1- Draw a $2\times 2$ square and inside it draw a circumference that is tangent to the sides of the square ($r=1$)

2-Start throwing stones to the square from the same position and keep a count on how many have you thrown ($N$) and how many landed inside the circumference ($n$). We assume that all of them land inside the square. If not, do not count that throw.

3- $\frac{n}{N}=\frac{A_{circumference}}{A_{square}}=\frac{\pi}{4}$

4-Approximate $\pi=\frac{4n}{N}$

The more stones you throw the more accurate the result is.

However, the method explained in the accepted solution optimizes the time spent in the calculation so it is a better solution.

Matematical idea:

We assume (and try to guarantee) that everywhere in the square has the same probability of being the place where a stone lands.

If this is true, then the probability of a stone landing inside the circle equals the ratio $\frac{A_c}{A_s}$ which is the fraction of area we count as a valid result divided by the total area. This seems intuitive as the bigger the square is in relation to the circle, the less likely a stone will land in it. And viceversa (Nearly equal areas implies nearly a 100% probability of landing inside the circle.)

Now we just have to put this reasoning into practise. By throwing $N$ stones and keeping a count of the ones that fall inside the circle ($n$) we'll get an empirical probability of a stone landing inside the circle ($\frac{n}{N}$) As the theoretical result should be the same as the empirical we can work with the equation in step 3 and get an approximation of $\pi$.

• That's a pretty cool idea. But could you expand out some of the mathematical reasoning? – d'alar'cop Oct 13 '14 at 12:05
• The "mathematical reasoning" is more of a requirement: You have to assume that stone can land everywhere inside the square with equal probability; while the requirement stated above, to throw all stones "from the same position", isn't technically required. In fact, throwing from different angles/positions could possibly help to equal out a bias towards the center. – Alexander Oct 13 '14 at 12:55
• I agree that throwing from the same position may not be the best analogy for equal probability... – Ioannes Oct 13 '14 at 14:01
• If my calculations are correct, you'd need to throw at least 4000 stones to get somewhere in the neighborhood of 3 decimal accuracy.
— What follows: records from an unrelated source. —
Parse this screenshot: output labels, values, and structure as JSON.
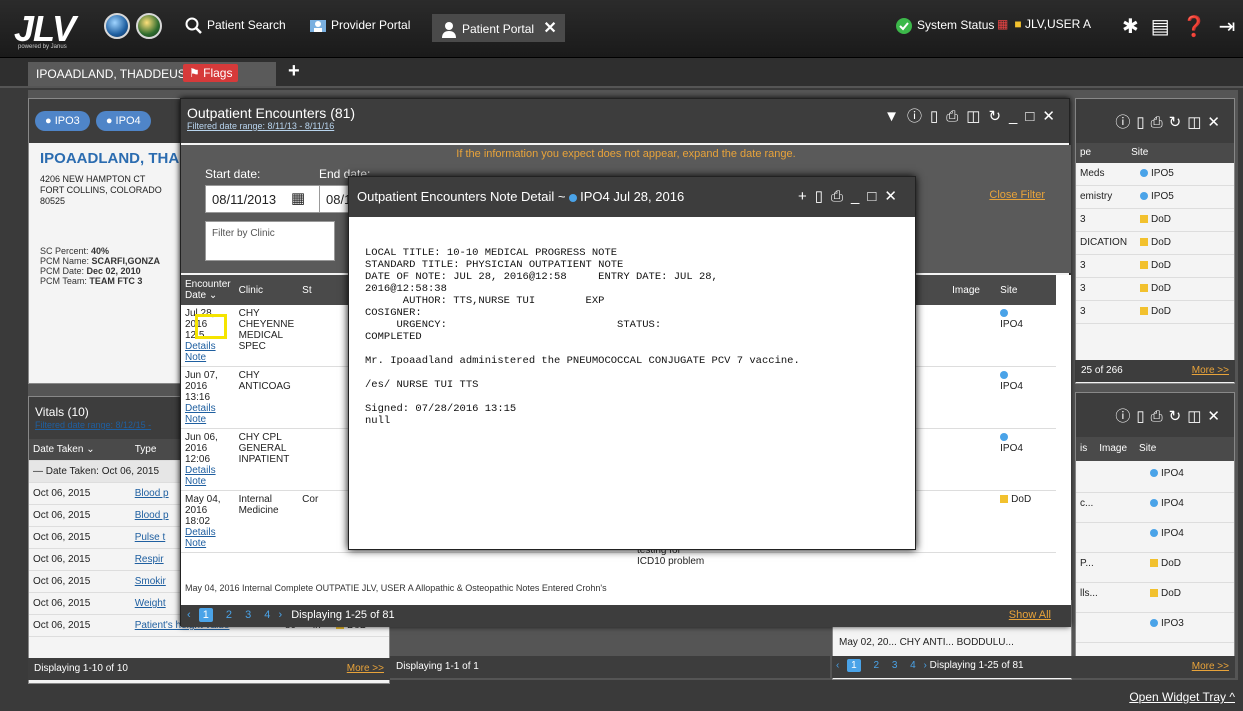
{
  "app": {
    "logo": "JLV",
    "logo_sub": "powered by Janus"
  },
  "nav": {
    "patient_search": "Patient Search",
    "provider_portal": "Provider Portal",
    "patient_portal": "Patient Portal",
    "system_status": "System Status",
    "user": "JLV,USER A"
  },
  "patient_tab": {
    "name": "IPOAADLAND, THADDEUS A",
    "flags": "Flags"
  },
  "left_widget": {
    "tabs": [
      "IPO3",
      "IPO4"
    ],
    "name": "IPOAADLAND, THA",
    "address": [
      "4206 NEW HAMPTON CT",
      "FORT COLLINS, COLORADO",
      "80525"
    ],
    "info": [
      {
        "k": "SC Percent:",
        "v": "40%"
      },
      {
        "k": "PCM Name:",
        "v": "SCARFI,GONZA"
      },
      {
        "k": "PCM Date:",
        "v": "Dec 02, 2010"
      },
      {
        "k": "PCM Team:",
        "v": "TEAM FTC 3"
      }
    ]
  },
  "vitals": {
    "title": "Vitals (10)",
    "filter": "Filtered date range: 8/12/15 -",
    "headers": [
      "Date Taken",
      "Type"
    ],
    "group": "— Date Taken: Oct 06, 2015",
    "rows": [
      {
        "date": "Oct 06, 2015",
        "type": "Blood p"
      },
      {
        "date": "Oct 06, 2015",
        "type": "Blood p"
      },
      {
        "date": "Oct 06, 2015",
        "type": "Pulse t"
      },
      {
        "date": "Oct 06, 2015",
        "type": "Respir"
      },
      {
        "date": "Oct 06, 2015",
        "type": "Smokir"
      },
      {
        "date": "Oct 06, 2015",
        "type": "Weight"
      },
      {
        "date": "Oct 06, 2015",
        "type": "Patient's height value",
        "extra": "80",
        "unit": "in",
        "site": "DoD"
      }
    ],
    "footer": "Displaying 1-10 of 10",
    "more": "More >>"
  },
  "outpatient": {
    "title": "Outpatient Encounters (81)",
    "filter": "Filtered date range: 8/11/13 - 8/11/16",
    "notice": "If the information you expect does not appear, expand the date range.",
    "start_label": "Start date:",
    "start_value": "08/11/2013",
    "end_label": "End date:",
    "end_value": "08/1",
    "clinic_placeholder": "Filter by Clinic",
    "close_filter": "Close Filter",
    "headers": [
      "Encounter Date",
      "Clinic",
      "St",
      "sis",
      "Image",
      "Site"
    ],
    "rows": [
      {
        "date": "Jul 28, 2016",
        "time": "12:5",
        "clinic": "CHY CHEYENNE MEDICAL SPEC",
        "site": "IPO4"
      },
      {
        "date": "Jun 07, 2016",
        "time": "13:16",
        "clinic": "CHY ANTICOAG",
        "site": "IPO4"
      },
      {
        "date": "Jun 06, 2016",
        "time": "12:06",
        "clinic": "CHY CPL GENERAL INPATIENT",
        "site": "IPO4"
      },
      {
        "date": "May 04, 2016",
        "time": "18:02",
        "clinic": "Internal Medicine",
        "status": "Cor",
        "site": "DoD"
      }
    ],
    "extra_text": [
      "testing for",
      "ICD10 problem"
    ],
    "row5": "May 04, 2016   Internal   Complete  OUTPATIE   JLV, USER A  Allopathic & Osteopathic   Notes Entered  Crohn's",
    "details": "Details",
    "note": "Note",
    "pages": [
      "1",
      "2",
      "3",
      "4"
    ],
    "displaying": "Displaying 1-25 of 81",
    "show_all": "Show All"
  },
  "note_modal": {
    "title": "Outpatient Encounters Note Detail ~",
    "site": "IPO4 Jul 28, 2016",
    "text": "LOCAL TITLE: 10-10 MEDICAL PROGRESS NOTE\nSTANDARD TITLE: PHYSICIAN OUTPATIENT NOTE\nDATE OF NOTE: JUL 28, 2016@12:58     ENTRY DATE: JUL 28,\n2016@12:58:38\n      AUTHOR: TTS,NURSE TUI        EXP\nCOSIGNER:\n     URGENCY:                           STATUS:\nCOMPLETED\n\nMr. Ipoaadland administered the PNEUMOCOCCAL CONJUGATE PCV 7 vaccine.\n\n/es/ NURSE TUI TTS\n\nSigned: 07/28/2016 13:15\nnull"
  },
  "right_widget1": {
    "headers": [
      "pe",
      "Site"
    ],
    "rows": [
      {
        "t": "Meds",
        "site": "IPO5"
      },
      {
        "t": "emistry",
        "site": "IPO5"
      },
      {
        "t": "3",
        "site": "DoD"
      },
      {
        "t": "DICATION",
        "site": "DoD"
      },
      {
        "t": "3",
        "site": "DoD"
      },
      {
        "t": "3",
        "site": "DoD"
      },
      {
        "t": "3",
        "site": "DoD"
      }
    ],
    "footer": "25 of 266",
    "more": "More >>"
  },
  "right_widget2": {
    "headers": [
      "is",
      "Image",
      "Site"
    ],
    "rows": [
      {
        "t": "",
        "site": "IPO4"
      },
      {
        "t": "c...",
        "site": "IPO4"
      },
      {
        "t": "",
        "site": "IPO4"
      },
      {
        "t": "P...",
        "site": "DoD"
      },
      {
        "t": "lls...",
        "site": "DoD"
      },
      {
        "t": "",
        "site": "IPO3"
      }
    ],
    "more": "More >>"
  },
  "bottom": {
    "middle_footer": "Displaying 1-1 of 1",
    "right_row": "May 02, 20...  CHY ANTI...  BODDULU...",
    "right_footer": "Displaying 1-25 of 81",
    "pages": [
      "1",
      "2",
      "3",
      "4"
    ],
    "widget_tray": "Open Widget Tray"
  }
}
If you manage to throw and record a stone every 5 seconds it would still take you about 5.5 hours to finish the task. – Moyli Oct 13 '14 at 20:01

Step 1. Draw a circle with the belt keeping the buckle as center.

Step 2. Lay stones over the belt.

Step 3. Lay stones along the circumference of the circle drawn with the belt.

Step 4. Count the number of stones over the belt, Say x

Step 5. Count the number of stones along the circumference, Say y

Step 6. Now calculate π = y / (2 * x) with the help of the stick, scribbling on the ground.

By this methos he can find out the value of π using his belt, stones and a stick.

First, you make a perfect circle with your belt (or as approximate as you can).

Then you mark the center of the belt and draw a straight line across the center.

Now count how many times the belt is bigger than the line (should be 3).